Hilgevoord: ‘It’s always a special feeling to hand over a vessel. Together with the crew we worked hard to get the job done, got very attached to the vessel in some way, good or bad. And then you suddenly cut all these emotional links and responsibilities and we all go our separate ways. You quickly distance yourself from the vessel and the voyage. Case closed!
The story that comes to mind is the medical assistance with the Smit Yallarm on open ocean near the end of the voyage to Gladstone Australia. With this harbour tug I sailed two oceans, my longest voyage ever with a total of over 14.000 miles. And with the final port in sight we received a request for assistance from the coast guard for relaying a medical case from a ship further out the coast. We picked up a crew member from a fishing vessel and speeded to the agreed rendezvous point to meet the helicopter just before sunset. Great experience and happy we could be of help to get the guy to the hospital. After arrival all the local media in Gladstone were waiting to give me my 15 seconds of fame.’
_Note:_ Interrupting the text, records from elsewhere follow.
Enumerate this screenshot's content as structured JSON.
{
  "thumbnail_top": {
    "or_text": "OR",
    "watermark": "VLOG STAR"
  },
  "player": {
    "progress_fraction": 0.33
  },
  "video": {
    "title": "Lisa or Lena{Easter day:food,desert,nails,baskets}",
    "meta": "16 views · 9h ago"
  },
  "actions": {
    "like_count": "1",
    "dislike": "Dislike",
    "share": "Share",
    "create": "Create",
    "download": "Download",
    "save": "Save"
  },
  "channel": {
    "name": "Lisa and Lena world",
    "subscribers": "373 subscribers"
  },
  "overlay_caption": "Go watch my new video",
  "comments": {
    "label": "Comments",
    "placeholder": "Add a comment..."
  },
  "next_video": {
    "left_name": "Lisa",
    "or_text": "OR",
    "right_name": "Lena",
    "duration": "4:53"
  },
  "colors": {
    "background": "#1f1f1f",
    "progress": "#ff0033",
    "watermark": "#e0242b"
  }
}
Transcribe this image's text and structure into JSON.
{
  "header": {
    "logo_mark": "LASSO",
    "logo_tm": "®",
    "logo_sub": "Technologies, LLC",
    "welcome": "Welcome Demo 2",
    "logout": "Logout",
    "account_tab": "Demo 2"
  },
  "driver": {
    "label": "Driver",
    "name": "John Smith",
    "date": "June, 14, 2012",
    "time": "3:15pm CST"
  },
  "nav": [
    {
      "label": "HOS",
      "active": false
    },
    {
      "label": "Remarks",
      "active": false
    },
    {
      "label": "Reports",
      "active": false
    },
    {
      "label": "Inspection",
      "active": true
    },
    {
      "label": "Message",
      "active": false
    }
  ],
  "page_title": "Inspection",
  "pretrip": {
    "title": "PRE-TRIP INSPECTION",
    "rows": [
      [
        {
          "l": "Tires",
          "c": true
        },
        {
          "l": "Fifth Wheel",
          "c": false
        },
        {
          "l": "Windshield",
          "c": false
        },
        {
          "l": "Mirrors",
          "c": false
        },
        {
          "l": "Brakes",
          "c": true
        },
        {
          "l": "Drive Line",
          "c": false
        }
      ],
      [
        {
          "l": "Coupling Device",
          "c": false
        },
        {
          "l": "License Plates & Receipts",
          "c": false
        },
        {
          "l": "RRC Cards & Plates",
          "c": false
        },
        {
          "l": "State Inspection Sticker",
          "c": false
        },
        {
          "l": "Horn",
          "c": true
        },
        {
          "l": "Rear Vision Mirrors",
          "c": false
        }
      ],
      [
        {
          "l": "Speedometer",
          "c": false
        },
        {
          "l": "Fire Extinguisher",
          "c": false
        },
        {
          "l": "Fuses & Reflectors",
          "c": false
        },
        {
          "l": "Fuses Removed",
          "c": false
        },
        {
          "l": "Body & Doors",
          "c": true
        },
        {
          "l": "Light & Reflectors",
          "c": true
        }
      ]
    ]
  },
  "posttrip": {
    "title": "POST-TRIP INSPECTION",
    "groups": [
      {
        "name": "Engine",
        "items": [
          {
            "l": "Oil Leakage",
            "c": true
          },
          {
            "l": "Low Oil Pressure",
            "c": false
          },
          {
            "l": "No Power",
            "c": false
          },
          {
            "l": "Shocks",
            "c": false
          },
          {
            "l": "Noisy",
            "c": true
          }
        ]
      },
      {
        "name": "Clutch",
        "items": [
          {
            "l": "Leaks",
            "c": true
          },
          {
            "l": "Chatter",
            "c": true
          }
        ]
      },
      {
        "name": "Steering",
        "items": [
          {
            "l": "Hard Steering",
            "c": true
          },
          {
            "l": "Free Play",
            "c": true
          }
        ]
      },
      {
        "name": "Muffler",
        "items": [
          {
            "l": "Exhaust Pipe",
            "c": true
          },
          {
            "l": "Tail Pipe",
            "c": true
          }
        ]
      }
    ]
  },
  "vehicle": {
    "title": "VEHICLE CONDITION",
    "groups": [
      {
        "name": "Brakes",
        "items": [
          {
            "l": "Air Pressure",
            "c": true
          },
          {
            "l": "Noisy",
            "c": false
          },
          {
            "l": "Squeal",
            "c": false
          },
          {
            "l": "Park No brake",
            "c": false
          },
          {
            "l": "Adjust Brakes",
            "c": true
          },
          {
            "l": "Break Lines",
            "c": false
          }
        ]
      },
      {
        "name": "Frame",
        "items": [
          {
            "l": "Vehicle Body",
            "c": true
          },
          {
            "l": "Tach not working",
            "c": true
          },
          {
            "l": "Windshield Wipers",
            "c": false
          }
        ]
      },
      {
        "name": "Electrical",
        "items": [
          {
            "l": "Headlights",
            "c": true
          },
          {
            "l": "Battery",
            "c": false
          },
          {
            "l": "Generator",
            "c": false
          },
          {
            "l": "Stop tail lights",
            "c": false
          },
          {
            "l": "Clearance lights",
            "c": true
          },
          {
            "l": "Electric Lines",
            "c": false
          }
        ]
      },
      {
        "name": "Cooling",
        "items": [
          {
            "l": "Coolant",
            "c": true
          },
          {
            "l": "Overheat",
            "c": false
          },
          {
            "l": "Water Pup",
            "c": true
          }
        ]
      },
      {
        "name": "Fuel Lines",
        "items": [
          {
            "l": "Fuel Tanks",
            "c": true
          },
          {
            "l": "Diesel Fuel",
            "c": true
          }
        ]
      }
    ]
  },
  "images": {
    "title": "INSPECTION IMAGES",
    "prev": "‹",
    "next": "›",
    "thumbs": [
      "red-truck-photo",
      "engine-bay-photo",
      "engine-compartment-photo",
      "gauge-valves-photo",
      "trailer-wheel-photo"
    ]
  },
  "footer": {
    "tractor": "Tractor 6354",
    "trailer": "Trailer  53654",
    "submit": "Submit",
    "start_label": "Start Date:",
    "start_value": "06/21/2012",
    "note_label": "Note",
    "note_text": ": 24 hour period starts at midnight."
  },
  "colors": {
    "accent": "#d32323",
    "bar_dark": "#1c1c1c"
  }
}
‘Another vessel that comes to mind is the Manta III. An old but charismatic vessel, pleasant crew and a long but thorough preparation nearby the Headquarters of TOS. During the voyage we encountered bad weather most of the crew got sick and the automatic steering gear failed. So you just improvise. I was happy I could use my electrical background to fix the problem myself and was able to avoid hand steering in lousy weather for the sick team.’
What to expect in piracy areas?
‘I have sailed four ship deliveries through piracy areas. I can’t say I get used to it, but we just take the necessary precautions. At the head office they develop a piracy plan together with the client and you just implement the plan as good as possible. It’s not allowed to describe in detail which precautions we take, but it is done professionally and thoroughly. On my voyages through piracy threatened areas TOS organises security guards which makes the difference. Sometimes they are big square roughnecks, but having them on board makes us feel safe,’ says Frank Hilgevoord.